__The problem__: Each entry in the block below needs to be copied out exactly.

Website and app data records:
■ ■ ■ ■ ■

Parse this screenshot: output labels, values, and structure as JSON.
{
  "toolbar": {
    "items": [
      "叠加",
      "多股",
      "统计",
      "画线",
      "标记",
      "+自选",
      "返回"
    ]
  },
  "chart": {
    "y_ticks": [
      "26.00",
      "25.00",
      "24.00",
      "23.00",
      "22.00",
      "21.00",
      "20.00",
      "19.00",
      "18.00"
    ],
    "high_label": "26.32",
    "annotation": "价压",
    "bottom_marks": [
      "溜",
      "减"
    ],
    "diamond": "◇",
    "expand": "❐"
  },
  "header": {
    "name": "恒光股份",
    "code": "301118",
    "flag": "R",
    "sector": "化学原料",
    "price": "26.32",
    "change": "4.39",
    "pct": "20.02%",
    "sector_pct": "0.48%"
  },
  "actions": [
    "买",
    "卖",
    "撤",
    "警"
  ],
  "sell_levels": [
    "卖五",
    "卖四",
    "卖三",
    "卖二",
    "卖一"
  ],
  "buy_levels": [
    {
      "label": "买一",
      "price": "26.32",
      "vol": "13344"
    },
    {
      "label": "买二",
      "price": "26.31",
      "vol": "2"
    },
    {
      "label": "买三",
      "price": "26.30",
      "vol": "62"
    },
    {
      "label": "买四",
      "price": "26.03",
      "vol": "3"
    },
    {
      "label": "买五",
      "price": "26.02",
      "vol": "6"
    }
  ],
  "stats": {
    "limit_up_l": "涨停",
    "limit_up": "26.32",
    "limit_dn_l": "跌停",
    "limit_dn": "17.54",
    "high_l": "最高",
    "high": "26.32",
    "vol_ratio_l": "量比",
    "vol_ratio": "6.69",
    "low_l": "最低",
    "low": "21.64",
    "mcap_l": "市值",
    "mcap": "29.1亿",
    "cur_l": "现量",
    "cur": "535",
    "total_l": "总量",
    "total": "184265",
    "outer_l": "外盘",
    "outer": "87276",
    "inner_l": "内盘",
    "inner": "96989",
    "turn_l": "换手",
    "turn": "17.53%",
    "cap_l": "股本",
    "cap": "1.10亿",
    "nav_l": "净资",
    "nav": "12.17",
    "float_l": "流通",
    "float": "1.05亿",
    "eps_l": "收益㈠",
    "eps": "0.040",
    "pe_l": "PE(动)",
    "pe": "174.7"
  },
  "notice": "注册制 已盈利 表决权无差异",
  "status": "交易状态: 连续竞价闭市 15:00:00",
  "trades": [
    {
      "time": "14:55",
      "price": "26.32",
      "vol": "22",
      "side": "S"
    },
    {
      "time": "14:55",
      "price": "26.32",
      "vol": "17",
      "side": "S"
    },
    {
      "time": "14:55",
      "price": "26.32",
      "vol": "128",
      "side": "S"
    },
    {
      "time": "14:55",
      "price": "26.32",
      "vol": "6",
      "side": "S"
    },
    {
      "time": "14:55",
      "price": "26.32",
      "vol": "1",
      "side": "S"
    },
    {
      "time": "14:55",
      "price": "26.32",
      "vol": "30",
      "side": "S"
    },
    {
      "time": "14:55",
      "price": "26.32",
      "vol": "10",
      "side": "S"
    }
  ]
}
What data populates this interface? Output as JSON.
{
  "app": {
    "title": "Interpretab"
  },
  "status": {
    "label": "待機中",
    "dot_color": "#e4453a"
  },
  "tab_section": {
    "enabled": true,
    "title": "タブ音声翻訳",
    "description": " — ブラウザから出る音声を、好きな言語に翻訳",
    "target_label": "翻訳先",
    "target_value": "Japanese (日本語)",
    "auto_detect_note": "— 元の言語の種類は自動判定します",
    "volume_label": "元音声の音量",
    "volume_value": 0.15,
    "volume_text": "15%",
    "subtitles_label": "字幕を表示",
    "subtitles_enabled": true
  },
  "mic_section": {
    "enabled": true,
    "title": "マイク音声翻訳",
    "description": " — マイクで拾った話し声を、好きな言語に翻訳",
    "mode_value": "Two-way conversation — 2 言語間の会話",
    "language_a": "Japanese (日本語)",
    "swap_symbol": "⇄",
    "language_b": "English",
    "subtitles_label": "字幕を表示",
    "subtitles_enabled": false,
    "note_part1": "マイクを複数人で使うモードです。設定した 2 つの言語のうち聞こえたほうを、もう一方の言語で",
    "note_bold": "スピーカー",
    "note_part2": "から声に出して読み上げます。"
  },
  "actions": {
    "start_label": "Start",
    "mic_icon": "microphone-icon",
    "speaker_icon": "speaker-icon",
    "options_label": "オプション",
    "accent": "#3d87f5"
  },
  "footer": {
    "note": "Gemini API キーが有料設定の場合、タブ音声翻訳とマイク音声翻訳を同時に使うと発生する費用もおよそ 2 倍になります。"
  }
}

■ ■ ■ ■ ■

__Exercise output__:
Parse this screenshot: output labels, values, and structure as JSON.
{
  "toolbar": {
    "items": [
      "叠加",
      "多股",
      "统计",
      "画线",
      "标记",
      "+自选",
      "返回"
    ]
  },
  "chart": {
    "y_ticks": [
      "26.00",
      "25.00",
      "24.00",
      "23.00",
      "22.00",
      "21.00",
      "20.00",
      "19.00",
      "18.00"
    ],
    "high_label": "26.32",
    "annotation": "价压",
    "bottom_marks": [
      "溜",
      "减"
    ],
    "diamond": "◇",
    "expand": "❐"
  },
  "header": {
    "name": "恒光股份",
    "code": "301118",
    "flag": "R",
    "sector": "化学原料",
    "price": "26.32",
    "change": "4.39",
    "pct": "20.02%",
    "sector_pct": "0.48%"
  },
  "actions": [
    "买",
    "卖",
    "撤",
    "警"
  ],
  "sell_levels": [
    "卖五",
    "卖四",
    "卖三",
    "卖二",
    "卖一"
  ],
  "buy_levels": [
    {
      "label": "买一",
      "price": "26.32",
      "vol": "13344"
    },
    {
      "label": "买二",
      "price": "26.31",
      "vol": "2"
    },
    {
      "label": "买三",
      "price": "26.30",
      "vol": "62"
    },
    {
      "label": "买四",
      "price": "26.03",
      "vol": "3"
    },
    {
      "label": "买五",
      "price": "26.02",
      "vol": "6"
    }
  ],
  "stats": {
    "limit_up_l": "涨停",
    "limit_up": "26.32",
    "limit_dn_l": "跌停",
    "limit_dn": "17.54",
    "high_l": "最高",
    "high": "26.32",
    "vol_ratio_l": "量比",
    "vol_ratio": "6.69",
    "low_l": "最低",
    "low": "21.64",
    "mcap_l": "市值",
    "mcap": "29.1亿",
    "cur_l": "现量",
    "cur": "535",
    "total_l": "总量",
    "total": "184265",
    "outer_l": "外盘",
    "outer": "87276",
    "inner_l": "内盘",
    "inner": "96989",
    "turn_l": "换手",
    "turn": "17.53%",
    "cap_l": "股本",
    "cap": "1.10亿",
    "nav_l": "净资",
    "nav": "12.17",
    "float_l": "流通",
    "float": "1.05亿",
    "eps_l": "收益㈠",
    "eps": "0.040",
    "pe_l": "PE(动)",
    "pe": "174.7"
  },
  "notice": "注册制 已盈利 表决权无差异",
  "status": "交易状态: 连续竞价闭市 15:00:00",
  "trades": [
    {
      "time": "14:55",
      "price": "26.32",
      "vol": "22",
      "side": "S"
    },
    {
      "time": "14:55",
      "price": "26.32",
      "vol": "17",
      "side": "S"
    },
    {
      "time": "14:55",
      "price": "26.32",
      "vol": "128",
      "side": "S"
    },
    {
      "time": "14:55",
      "price": "26.32",
      "vol": "6",
      "side": "S"
    },
    {
      "time": "14:55",
      "price": "26.32",
      "vol": "1",
      "side": "S"
    },
    {
      "time": "14:55",
      "price": "26.32",
      "vol": "30",
      "side": "S"
    },
    {
      "time": "14:55",
      "price": "26.32",
      "vol": "10",
      "side": "S"
    }
  ]
}
What data populates this interface? Output as JSON.
{
  "app": {
    "title": "Interpretab"
  },
  "status": {
    "label": "待機中",
    "dot_color": "#e4453a"
  },
  "tab_section": {
    "enabled": true,
    "title": "タブ音声翻訳",
    "description": " — ブラウザから出る音声を、好きな言語に翻訳",
    "target_label": "翻訳先",
    "target_value": "Japanese (日本語)",
    "auto_detect_note": "— 元の言語の種類は自動判定します",
    "volume_label": "元音声の音量",
    "volume_value": 0.15,
    "volume_text": "15%",
    "subtitles_label": "字幕を表示",
    "subtitles_enabled": true
  },
  "mic_section": {
    "enabled": true,
    "title": "マイク音声翻訳",
    "description": " — マイクで拾った話し声を、好きな言語に翻訳",
    "mode_value": "Two-way conversation — 2 言語間の会話",
    "language_a": "Japanese (日本語)",
    "swap_symbol": "⇄",
    "language_b": "English",
    "subtitles_label": "字幕を表示",
    "subtitles_enabled": false,
    "note_part1": "マイクを複数人で使うモードです。設定した 2 つの言語のうち聞こえたほうを、もう一方の言語で",
    "note_bold": "スピーカー",
    "note_part2": "から声に出して読み上げます。"
  },
  "actions": {
    "start_label": "Start",
    "mic_icon": "microphone-icon",
    "speaker_icon": "speaker-icon",
    "options_label": "オプション",
    "accent": "#3d87f5"
  },
  "footer": {
    "note": "Gemini API キーが有料設定の場合、タブ音声翻訳とマイク音声翻訳を同時に使うと発生する費用もおよそ 2 倍になります。"
  }
}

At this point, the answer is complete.